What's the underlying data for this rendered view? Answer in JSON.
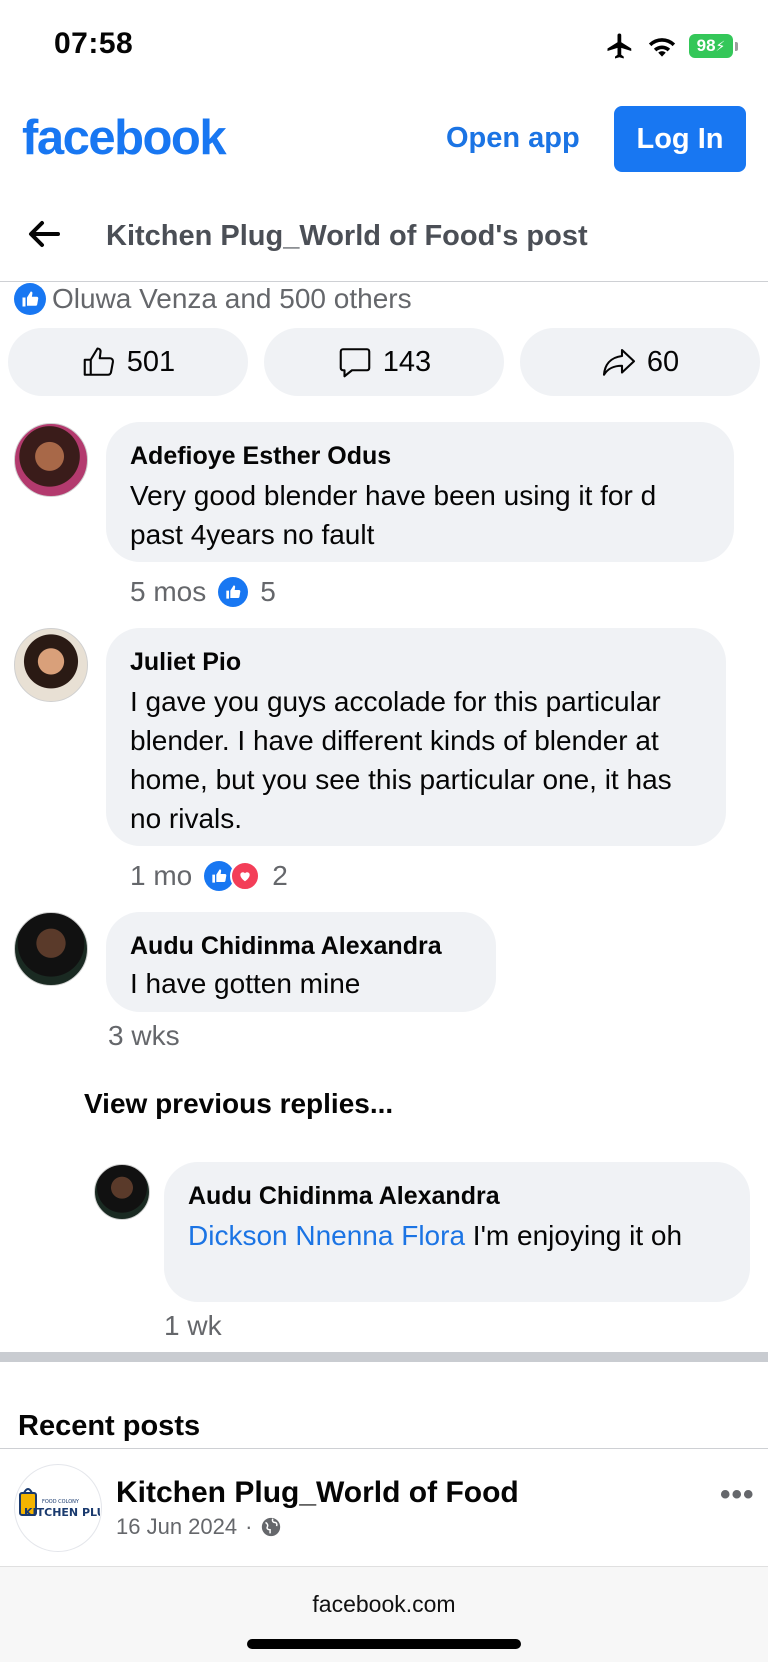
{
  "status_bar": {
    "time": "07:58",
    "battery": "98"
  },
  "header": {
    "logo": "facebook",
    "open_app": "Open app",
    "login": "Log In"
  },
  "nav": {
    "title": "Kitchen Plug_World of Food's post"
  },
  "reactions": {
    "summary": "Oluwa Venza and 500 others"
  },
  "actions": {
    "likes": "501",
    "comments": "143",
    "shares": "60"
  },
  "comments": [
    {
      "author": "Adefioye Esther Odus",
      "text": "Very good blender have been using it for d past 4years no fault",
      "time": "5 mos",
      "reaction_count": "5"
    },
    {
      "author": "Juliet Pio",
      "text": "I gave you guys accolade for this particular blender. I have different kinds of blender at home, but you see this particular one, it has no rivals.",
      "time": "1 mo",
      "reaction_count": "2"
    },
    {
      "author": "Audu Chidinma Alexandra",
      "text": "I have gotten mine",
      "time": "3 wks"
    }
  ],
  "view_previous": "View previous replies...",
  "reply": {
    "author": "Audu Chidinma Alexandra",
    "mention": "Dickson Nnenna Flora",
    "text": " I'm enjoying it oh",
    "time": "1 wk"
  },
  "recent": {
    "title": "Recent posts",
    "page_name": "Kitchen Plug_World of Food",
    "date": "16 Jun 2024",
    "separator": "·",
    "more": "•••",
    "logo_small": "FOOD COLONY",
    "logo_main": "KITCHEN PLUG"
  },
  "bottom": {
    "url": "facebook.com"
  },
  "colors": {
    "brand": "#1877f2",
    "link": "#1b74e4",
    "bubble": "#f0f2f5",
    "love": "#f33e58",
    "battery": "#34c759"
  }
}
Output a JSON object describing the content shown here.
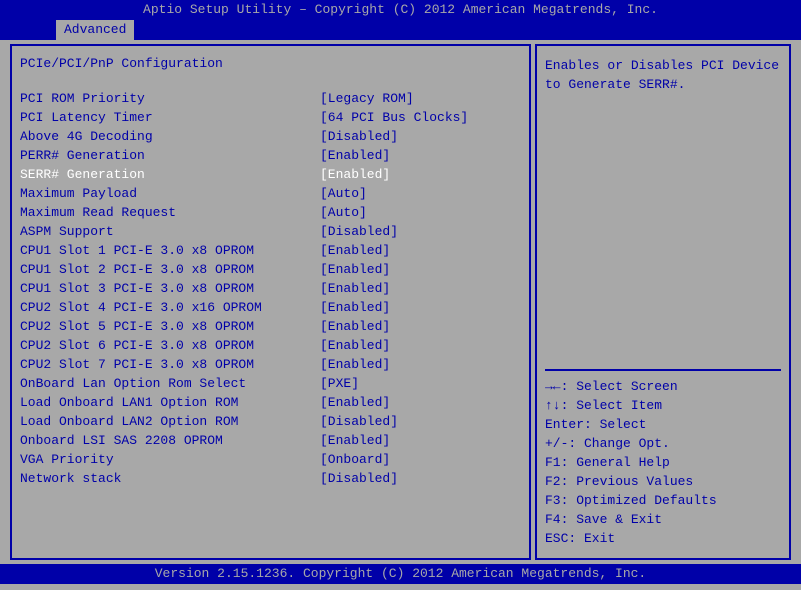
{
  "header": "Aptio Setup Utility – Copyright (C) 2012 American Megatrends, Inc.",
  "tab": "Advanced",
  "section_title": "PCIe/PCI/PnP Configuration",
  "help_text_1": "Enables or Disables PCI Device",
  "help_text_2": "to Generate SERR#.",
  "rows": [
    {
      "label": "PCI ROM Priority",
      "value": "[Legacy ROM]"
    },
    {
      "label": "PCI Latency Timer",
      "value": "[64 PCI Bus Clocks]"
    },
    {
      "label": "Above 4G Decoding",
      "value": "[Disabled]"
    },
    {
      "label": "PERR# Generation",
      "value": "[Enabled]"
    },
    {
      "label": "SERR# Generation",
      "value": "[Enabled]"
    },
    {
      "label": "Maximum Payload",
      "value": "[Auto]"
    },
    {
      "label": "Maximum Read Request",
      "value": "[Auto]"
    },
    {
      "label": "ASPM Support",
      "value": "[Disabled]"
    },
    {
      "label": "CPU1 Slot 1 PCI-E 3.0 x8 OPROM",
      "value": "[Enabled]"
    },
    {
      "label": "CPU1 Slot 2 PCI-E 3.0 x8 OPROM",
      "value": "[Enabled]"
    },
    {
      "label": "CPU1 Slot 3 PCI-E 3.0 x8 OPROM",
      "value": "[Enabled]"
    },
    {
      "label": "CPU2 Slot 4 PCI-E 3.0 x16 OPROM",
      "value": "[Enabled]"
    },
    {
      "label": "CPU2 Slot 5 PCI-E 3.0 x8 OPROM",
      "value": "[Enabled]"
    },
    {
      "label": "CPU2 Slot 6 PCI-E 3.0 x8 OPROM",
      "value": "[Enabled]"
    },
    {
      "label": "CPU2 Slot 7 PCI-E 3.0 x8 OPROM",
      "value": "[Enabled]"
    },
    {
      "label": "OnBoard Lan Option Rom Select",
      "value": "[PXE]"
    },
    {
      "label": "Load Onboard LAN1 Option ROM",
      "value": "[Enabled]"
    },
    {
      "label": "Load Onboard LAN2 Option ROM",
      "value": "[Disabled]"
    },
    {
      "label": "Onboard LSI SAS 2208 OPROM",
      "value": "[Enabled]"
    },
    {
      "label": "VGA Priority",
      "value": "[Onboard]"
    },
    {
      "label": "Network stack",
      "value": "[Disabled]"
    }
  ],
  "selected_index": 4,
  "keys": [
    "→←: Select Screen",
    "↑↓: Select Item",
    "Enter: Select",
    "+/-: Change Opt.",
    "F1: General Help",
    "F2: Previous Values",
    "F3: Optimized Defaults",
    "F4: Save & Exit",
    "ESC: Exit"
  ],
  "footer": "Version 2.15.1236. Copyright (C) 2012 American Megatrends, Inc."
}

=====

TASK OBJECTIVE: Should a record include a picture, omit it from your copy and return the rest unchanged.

ANSWER BOX:
What's the underlying data for this rendered view? Answer in JSON.
{
  "status_bar": {
    "time": "07:58",
    "battery": "98"
  },
  "header": {
    "logo": "facebook",
    "open_app": "Open app",
    "login": "Log In"
  },
  "nav": {
    "title": "Kitchen Plug_World of Food's post"
  },
  "reactions": {
    "summary": "Oluwa Venza and 500 others"
  },
  "actions": {
    "likes": "501",
    "comments": "143",
    "shares": "60"
  },
  "comments": [
    {
      "author": "Adefioye Esther Odus",
      "text": "Very good blender have been using it for d past 4years no fault",
      "time": "5 mos",
      "reaction_count": "5"
    },
    {
      "author": "Juliet Pio",
      "text": "I gave you guys accolade for this particular blender. I have different kinds of blender at home, but you see this particular one, it has no rivals.",
      "time": "1 mo",
      "reaction_count": "2"
    },
    {
      "author": "Audu Chidinma Alexandra",
      "text": "I have gotten mine",
      "time": "3 wks"
    }
  ],
  "view_previous": "View previous replies...",
  "reply": {
    "author": "Audu Chidinma Alexandra",
    "mention": "Dickson Nnenna Flora",
    "text": " I'm enjoying it oh",
    "time": "1 wk"
  },
  "recent": {
    "title": "Recent posts",
    "page_name": "Kitchen Plug_World of Food",
    "date": "16 Jun 2024",
    "separator": "·",
    "more": "•••",
    "logo_small": "FOOD COLONY",
    "logo_main": "KITCHEN PLUG"
  },
  "bottom": {
    "url": "facebook.com"
  },
  "colors": {
    "brand": "#1877f2",
    "link": "#1b74e4",
    "bubble": "#f0f2f5",
    "love": "#f33e58",
    "battery": "#34c759"
  }
}
Output a JSON object describing the content shown here.
{
  "header": "Aptio Setup Utility – Copyright (C) 2012 American Megatrends, Inc.",
  "tab": "Advanced",
  "section_title": "PCIe/PCI/PnP Configuration",
  "help_text_1": "Enables or Disables PCI Device",
  "help_text_2": "to Generate SERR#.",
  "rows": [
    {
      "label": "PCI ROM Priority",
      "value": "[Legacy ROM]"
    },
    {
      "label": "PCI Latency Timer",
      "value": "[64 PCI Bus Clocks]"
    },
    {
      "label": "Above 4G Decoding",
      "value": "[Disabled]"
    },
    {
      "label": "PERR# Generation",
      "value": "[Enabled]"
    },
    {
      "label": "SERR# Generation",
      "value": "[Enabled]"
    },
    {
      "label": "Maximum Payload",
      "value": "[Auto]"
    },
    {
      "label": "Maximum Read Request",
      "value": "[Auto]"
    },
    {
      "label": "ASPM Support",
      "value": "[Disabled]"
    },
    {
      "label": "CPU1 Slot 1 PCI-E 3.0 x8 OPROM",
      "value": "[Enabled]"
    },
    {
      "label": "CPU1 Slot 2 PCI-E 3.0 x8 OPROM",
      "value": "[Enabled]"
    },
    {
      "label": "CPU1 Slot 3 PCI-E 3.0 x8 OPROM",
      "value": "[Enabled]"
    },
    {
      "label": "CPU2 Slot 4 PCI-E 3.0 x16 OPROM",
      "value": "[Enabled]"
    },
    {
      "label": "CPU2 Slot 5 PCI-E 3.0 x8 OPROM",
      "value": "[Enabled]"
    },
    {
      "label": "CPU2 Slot 6 PCI-E 3.0 x8 OPROM",
      "value": "[Enabled]"
    },
    {
      "label": "CPU2 Slot 7 PCI-E 3.0 x8 OPROM",
      "value": "[Enabled]"
    },
    {
      "label": "OnBoard Lan Option Rom Select",
      "value": "[PXE]"
    },
    {
      "label": "Load Onboard LAN1 Option ROM",
      "value": "[Enabled]"
    },
    {
      "label": "Load Onboard LAN2 Option ROM",
      "value": "[Disabled]"
    },
    {
      "label": "Onboard LSI SAS 2208 OPROM",
      "value": "[Enabled]"
    },
    {
      "label": "VGA Priority",
      "value": "[Onboard]"
    },
    {
      "label": "Network stack",
      "value": "[Disabled]"
    }
  ],
  "selected_index": 4,
  "keys": [
    "→←: Select Screen",
    "↑↓: Select Item",
    "Enter: Select",
    "+/-: Change Opt.",
    "F1: General Help",
    "F2: Previous Values",
    "F3: Optimized Defaults",
    "F4: Save & Exit",
    "ESC: Exit"
  ],
  "footer": "Version 2.15.1236. Copyright (C) 2012 American Megatrends, Inc."
}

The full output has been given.